This one wasn’t in my original batch but I grabbed it from Esme when she wasn’t feelin it. Who doesn’t love a good heist? Uh… other than Esme… 😀
A relentless thief. An impossible heist.
Meet Kef Cutmark. Pirate, monster-slayer, scourge of the Twisted Seas.
After a lifetime of running from her past, she’s returned to Zorith – a tangled jungle of a thousand boats, all lashed together to make a floating city-ship. Zorith is powered by a device that draws energy from lightning. Mysterious, unique, and locked in an unbreachable tower, it’s the envy of Zorith’s rivals.
And Kef? She’s here to steal it.
If she can take the device and cripple Zorith, maybe she’ll find justice for all the hurt the city has caused her. But with an unreliable thieving crew, hunters closing in, and her past bearing down upon her, failure looks more likely. And if she fails, she’ll never find peace again.
This is the story of Kef, who is a woman who lives in a world where most of the cities are in fact fleets of ships. One of those ships, a city called Zorith, is powered by a giant tower which harnesses the power of lightning rather than using the oil that the rest of the world of ships relies on. Kef, for reasons of her own that I won’t spoil, has taken it upon herself to steal the secret inside of that tower, and cripple Zorith in the process.

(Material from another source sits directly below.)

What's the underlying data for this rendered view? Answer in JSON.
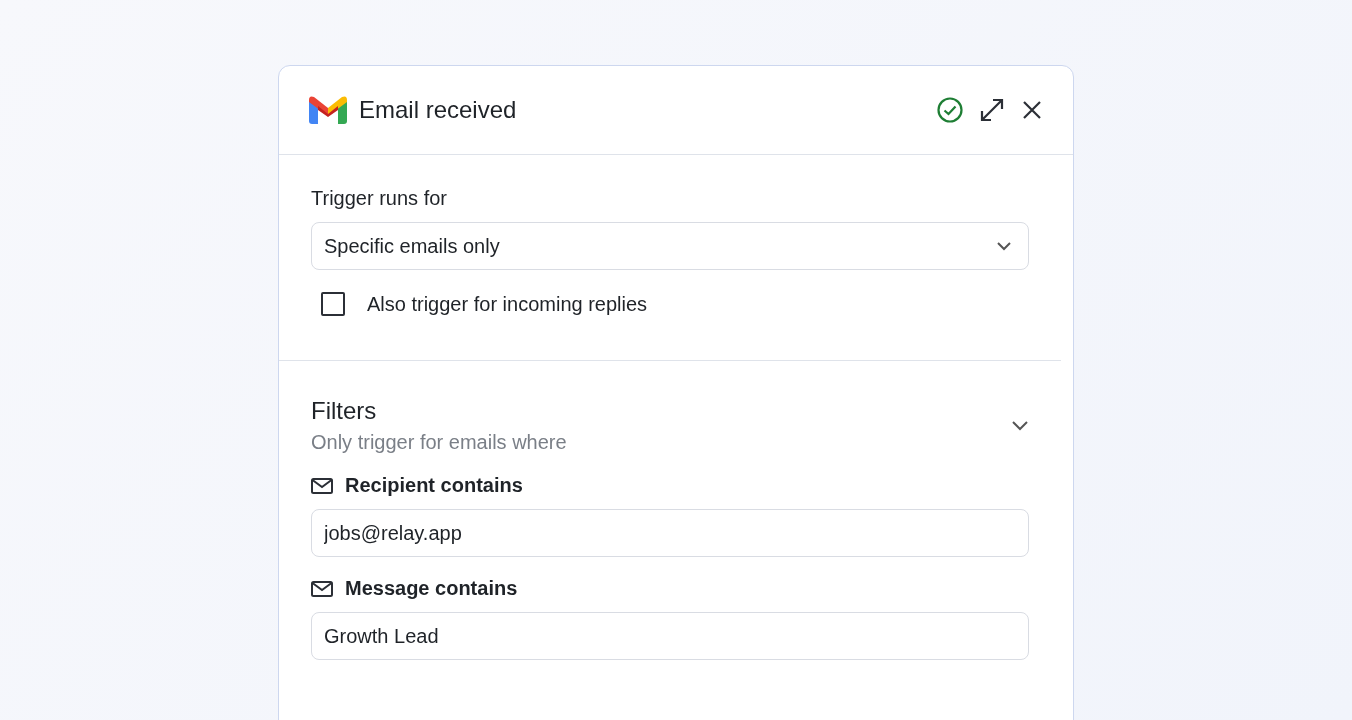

The Thunder Heist has a steampunkish sort of vibe, which I enjoy a lot, but I didn’t really find myself cheering for Kef, or liking her much at all. The heist aspect of the book kept me reading to see how it would play out, but I found that I didn’t really care about Kef’s motivations for doing it. Kef is part of a crew of thieves, though this heist is a solo venture on her part, so while they are mentioned in passing, we don’t get to meet any of them. There are a few other secondary characters instead, like Gabine, who is the person who designed the lightning tower they are infiltrating, and Harold, who is a master alchemist, who help her plan her heist. They were interesting, but largely secondary, so we don’t get to learn too much about them.
This story takes place in a really fascinating world. It reminded me in many ways of Miéville’s The Scar, which isn’t a criticism, because The Scar is my favorite Miéville book. I do like the idea that in a world where there isn’t much land, humans would take to the seas in giant fleets of ships. There are mutated people in this world as well, ones with gills who are called ‘gillers’, and ‘wingers’ which… yep. 😀 We don’t get to see many wingers, but gillers play a bigger part in this tale. A young giller named Squine is hired to help with the heist, and I thought he was interesting, but again, very secondary.
I liked this book, but I didn’t love it as much as I was expecting to, unfortunately. It was well written and well paced, but since I didn’t really like the main character at all, I had a hard time staying interested. I did enjoy the payoff of the heist, and the world it takes place in, so I’d be interested in reading more adventures in this world, but with Kef’s crew involved to see what sorts of shenanigans they can get up to as a team. I had 6.75/10 stars of fun with The Thunder Heist. If a book that’s like Waterworld meets The Scar meets Ocean’s Eleven sounds interesting to you, then I think you may enjoy this story!